          “perhaps made sense in the world of the 4thC but today it has massive flaws”

          This is interesting. To many, down through history, the Trinity just is those decisions. But many, particularly in UK theology, hold that such are, somehow, outdated, and think they can maybe be replaced with more 21st c. appropriate formulas. I don’t think there’s any consensus about the replacements though! I don’t think there’s any consensus about quite how they’re supposedly outdated, either. I can’t see that they came with any expiration date. 🙂 I weigh them against the Bible. As Protestants, supposedly we accept them if and only if they best explain the Bible. (Catholics can just forget about the Bible and based their trinitarian theology on the Magisterium.)

          Thanks for the interview suggestions.

          • Andrew
            July 25, 2015 @ 12:36 pm
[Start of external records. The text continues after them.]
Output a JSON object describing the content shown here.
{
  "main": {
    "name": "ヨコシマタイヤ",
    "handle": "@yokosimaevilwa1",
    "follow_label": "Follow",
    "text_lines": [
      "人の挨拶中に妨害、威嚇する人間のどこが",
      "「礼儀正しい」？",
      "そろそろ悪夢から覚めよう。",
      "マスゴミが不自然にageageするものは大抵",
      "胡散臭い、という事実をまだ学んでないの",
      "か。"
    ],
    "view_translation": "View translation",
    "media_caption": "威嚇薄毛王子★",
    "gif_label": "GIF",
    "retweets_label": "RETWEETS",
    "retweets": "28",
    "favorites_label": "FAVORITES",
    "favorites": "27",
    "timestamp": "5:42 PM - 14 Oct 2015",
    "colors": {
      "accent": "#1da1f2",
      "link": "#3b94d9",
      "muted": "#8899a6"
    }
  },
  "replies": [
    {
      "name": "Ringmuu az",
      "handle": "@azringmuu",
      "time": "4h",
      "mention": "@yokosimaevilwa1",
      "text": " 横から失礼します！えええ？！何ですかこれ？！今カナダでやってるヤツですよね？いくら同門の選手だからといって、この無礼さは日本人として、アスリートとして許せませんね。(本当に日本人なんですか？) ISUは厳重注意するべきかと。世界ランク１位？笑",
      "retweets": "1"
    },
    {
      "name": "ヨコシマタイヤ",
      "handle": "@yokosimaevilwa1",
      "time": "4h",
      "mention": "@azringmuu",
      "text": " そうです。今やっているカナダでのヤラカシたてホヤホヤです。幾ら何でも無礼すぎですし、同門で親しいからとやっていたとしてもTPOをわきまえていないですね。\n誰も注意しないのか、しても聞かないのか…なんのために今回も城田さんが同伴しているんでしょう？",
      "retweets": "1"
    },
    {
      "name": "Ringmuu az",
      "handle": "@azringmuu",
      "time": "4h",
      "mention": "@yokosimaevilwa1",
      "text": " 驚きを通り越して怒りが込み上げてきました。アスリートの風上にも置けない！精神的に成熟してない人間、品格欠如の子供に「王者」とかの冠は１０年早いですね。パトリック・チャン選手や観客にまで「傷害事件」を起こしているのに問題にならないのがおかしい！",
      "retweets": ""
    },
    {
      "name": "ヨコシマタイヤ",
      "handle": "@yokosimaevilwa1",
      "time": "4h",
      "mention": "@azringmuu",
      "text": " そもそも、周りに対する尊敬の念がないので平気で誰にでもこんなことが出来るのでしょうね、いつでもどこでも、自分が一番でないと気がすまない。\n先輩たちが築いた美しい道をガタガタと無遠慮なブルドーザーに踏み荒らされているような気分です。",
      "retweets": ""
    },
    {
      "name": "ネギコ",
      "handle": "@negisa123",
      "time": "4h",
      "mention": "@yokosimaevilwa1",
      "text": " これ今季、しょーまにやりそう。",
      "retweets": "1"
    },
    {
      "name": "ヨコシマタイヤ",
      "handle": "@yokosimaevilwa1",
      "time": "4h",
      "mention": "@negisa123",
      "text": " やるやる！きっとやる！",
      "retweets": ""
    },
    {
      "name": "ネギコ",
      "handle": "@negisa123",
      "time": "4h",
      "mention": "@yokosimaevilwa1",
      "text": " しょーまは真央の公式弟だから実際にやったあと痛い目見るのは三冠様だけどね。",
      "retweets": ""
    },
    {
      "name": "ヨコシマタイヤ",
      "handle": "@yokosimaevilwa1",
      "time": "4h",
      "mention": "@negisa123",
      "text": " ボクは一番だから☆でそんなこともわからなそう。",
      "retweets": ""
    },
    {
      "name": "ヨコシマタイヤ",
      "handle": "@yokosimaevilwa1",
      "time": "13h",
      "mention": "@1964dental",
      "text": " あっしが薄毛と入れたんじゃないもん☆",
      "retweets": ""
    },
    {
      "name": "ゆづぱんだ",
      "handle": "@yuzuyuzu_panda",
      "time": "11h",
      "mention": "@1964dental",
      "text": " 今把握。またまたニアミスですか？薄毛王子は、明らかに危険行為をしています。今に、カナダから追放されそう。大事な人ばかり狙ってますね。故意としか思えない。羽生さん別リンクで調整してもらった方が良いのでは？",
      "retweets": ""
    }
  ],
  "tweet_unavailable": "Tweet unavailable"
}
            I’m not a biblical theologian, it seems that the NT reflects strands of theology that was trying to make sense of who Jesus was, How the death & resurrection of Jesus related to claims of Messiahship (and just what those claims were). It’s hardly surprising that different theological threads emerged. An attempt to find a coherent NT theology, Christology is a blind alley. For me it seems the NT writers were grappling with a change in their theological norms; a paradign shift if you wish. In a way it seems similar to the Psalmists who said our received theology of reward based theology no longer makes sense. The NT writers were trying to make sense of things and there are clear indications of claims for divinity and the personification of the Holy Spirit. The NT could not be said to reflect a Nicaean Trinitarian perspective, but neither does it reflect a strict monolithic deity,
            Indeed I get your point about self-refutation, but for me to say something is irrefutably true seems a tad too far and is attempting to bring in some sort of empirical/scientific/definiable/verifiable analysis.
            Epistemology – indeed – when I was starting my research for my dissertation I realised that I was in the clutches of philosophy and escaped as fast as I could. The Stanford site is an excellent resource.